A planning application to convert the mill into 58 apartments, the mansion house into three apartments and build 52 houses on the surrounding land was originally submitted in 2005.
Planning permission for the scheme was refused, and then granted on appeal – but the scheme never got off the ground. In 2010 Persimmon was granted permission to begin demolishing parts of the mill and mothballing works to prevent further deterioration to the main structure.
A total of 39 standardised responses were submitted to the current application objecting to the current scheme on grounds of noise, traffic and safety concerns and the impact on drainage, roads and the canal.
And four further letters of objection also cited concerns over the risk of flooding and the inability of the village to sustain the scale of the “overbearing” development.
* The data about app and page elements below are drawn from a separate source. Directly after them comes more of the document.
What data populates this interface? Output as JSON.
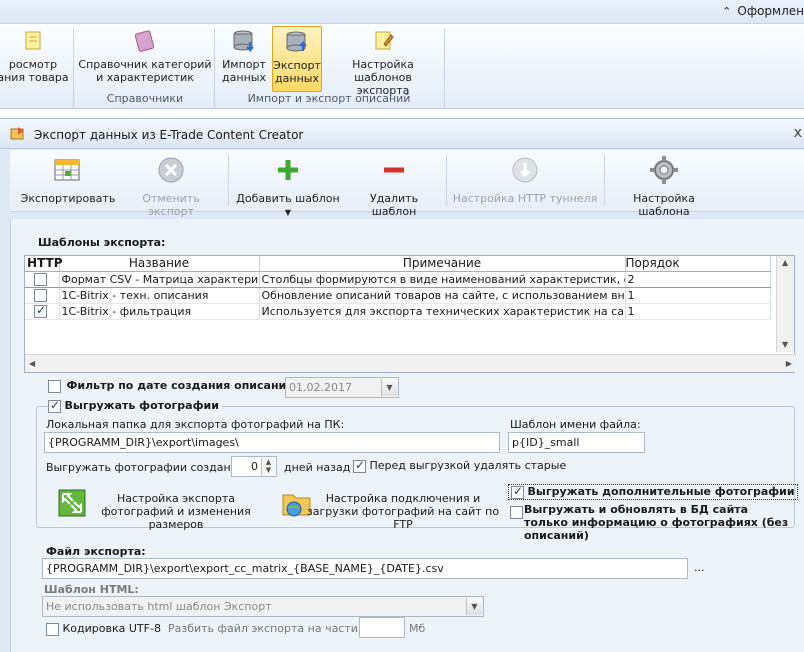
{
  "ribbon": {
    "tab_format": "Оформлен",
    "buttons": [
      {
        "label1": "росмотр",
        "label2": "ания товара"
      },
      {
        "label1": "Справочник категорий",
        "label2": "и характеристик"
      },
      {
        "label1": "Импорт",
        "label2": "данных"
      },
      {
        "label1": "Экспорт",
        "label2": "данных"
      },
      {
        "label1": "Настройка",
        "label2": "шаблонов экспорта"
      }
    ],
    "groups": {
      "references": "Справочники",
      "import_export": "Импорт и экспорт описаний"
    }
  },
  "window": {
    "title": "Экспорт данных из E-Trade Content Creator",
    "close": "x"
  },
  "toolbar": {
    "export": "Экспортировать",
    "cancel_export": "Отменить экспорт",
    "add_template": "Добавить шаблон",
    "delete_template": "Удалить шаблон",
    "http_tunnel": "Настройка HTTP туннеля",
    "template_settings": "Настройка шаблона"
  },
  "templates": {
    "label": "Шаблоны экспорта:",
    "columns": {
      "http": "HTTP",
      "name": "Название",
      "note": "Примечание",
      "order": "Порядок"
    },
    "rows": [
      {
        "checked": false,
        "name": "Формат CSV - Матрица характеристик",
        "note": "Столбцы формируются в виде наименований характеристик, строки",
        "order": "2"
      },
      {
        "checked": false,
        "name": "1C-Bitrix - техн. описания",
        "note": "Обновление описаний товаров на сайте, с использованием внешнего",
        "order": "1"
      },
      {
        "checked": true,
        "name": "1C-Bitrix - фильтрация",
        "note": "Используется для экспорта технических характеристик на сайт для с",
        "order": "1"
      }
    ]
  },
  "filter_date": {
    "label": "Фильтр по дате создания описаний",
    "value": "01.02.2017",
    "checked": false
  },
  "photos": {
    "export_label": "Выгружать фотографии",
    "export_checked": true,
    "folder_label": "Локальная папка для экспорта фотографий на ПК:",
    "folder_value": "{PROGRAMM_DIR}\\export\\images\\",
    "filename_label": "Шаблон имени файла:",
    "filename_value": "p{ID}_small",
    "created_label": "Выгружать фотографии созданные",
    "days_value": "0",
    "days_suffix": "дней назад",
    "delete_old_label": "Перед выгрузкой удалять старые",
    "delete_old_checked": true,
    "resize_settings": "Настройка экспорта фотографий и изменения размеров",
    "ftp_settings": "Настройка подключения и загрузки фотографий на сайт по FTP",
    "extra_photos_label": "Выгружать дополнительные фотографии",
    "extra_photos_checked": true,
    "update_db_label": "Выгружать и обновлять в БД сайта только информацию о фотографиях (без описаний)",
    "update_db_checked": false
  },
  "export_file": {
    "label": "Файл экспорта:",
    "value": "{PROGRAMM_DIR}\\export\\export_cc_matrix_{BASE_NAME}_{DATE}.csv",
    "browse": "..."
  },
  "html_template": {
    "label": "Шаблон HTML:",
    "value": "Не использовать html шаблон Экспорт"
  },
  "encoding": {
    "label": "Кодировка UTF-8",
    "checked": false
  },
  "split": {
    "label": "Разбить файл экспорта на части, по:",
    "value": "",
    "unit": "Мб"
  }
}
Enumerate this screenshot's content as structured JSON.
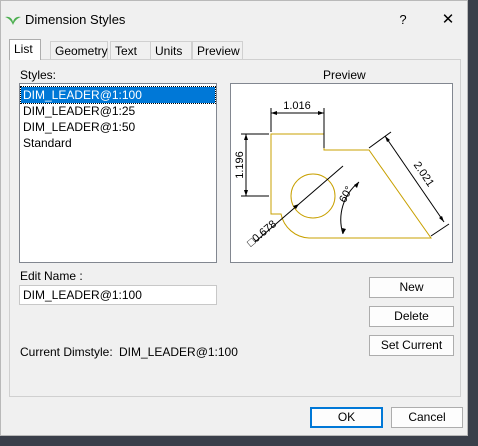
{
  "window": {
    "title": "Dimension Styles",
    "help_glyph": "?",
    "close_glyph": "✕"
  },
  "tabs": [
    "List",
    "Geometry",
    "Text",
    "Units",
    "Preview"
  ],
  "styles_label": "Styles:",
  "styles": [
    "DIM_LEADER@1:100",
    "DIM_LEADER@1:25",
    "DIM_LEADER@1:50",
    "Standard"
  ],
  "selected_style_index": 0,
  "preview": {
    "label": "Preview",
    "dim_top": "1.016",
    "dim_left": "1.196",
    "dim_right": "2.021",
    "dim_angle": "60°",
    "dim_diameter": "□0.678"
  },
  "edit_name_label": "Edit Name :",
  "edit_name_value": "DIM_LEADER@1:100",
  "current_dimstyle_label": "Current Dimstyle:",
  "current_dimstyle_value": "DIM_LEADER@1:100",
  "buttons": {
    "new": "New",
    "delete": "Delete",
    "set_current": "Set Current",
    "ok": "OK",
    "cancel": "Cancel"
  },
  "colors": {
    "selection": "#0078d7",
    "geometry": "#c8a000",
    "accent_border": "#0078d7"
  }
}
Merseyside and West Lancs Bat Group said the application should be deferred until adequate surveys had been conducted as insufficient information had been supplied. But in the report that will go before councillors on the planning committee tonight, borough planner John Harrison said that previous schemes on the site had not succeeded due to a shift in the housing market and the economic situation, and the deterioration of the listed buildings had become an “ever-increasing concern” to the council and the site owner. He stated that the current application “provides a best practicable solution” to achieve a “sustainable end use of the listed buildings and secure their future repair and upkeep without significant harm to other planning interests”.
Cllr Brian Bailey, of Burscough Parish Council, said the scheme was the only real solution to preserving an iconic building in the area – and wasn’t vastly different to the one that won the appeal.
The report recommends delegating the decision to approve the scheme to the borough planner in consultation with the chairman and vice chairman of the planning committee subject to further bat survey results, and any proposed mitigation being agreed by the county ecologist, as well as agreements being made over phasing of the development and securing the management of the listed buildings.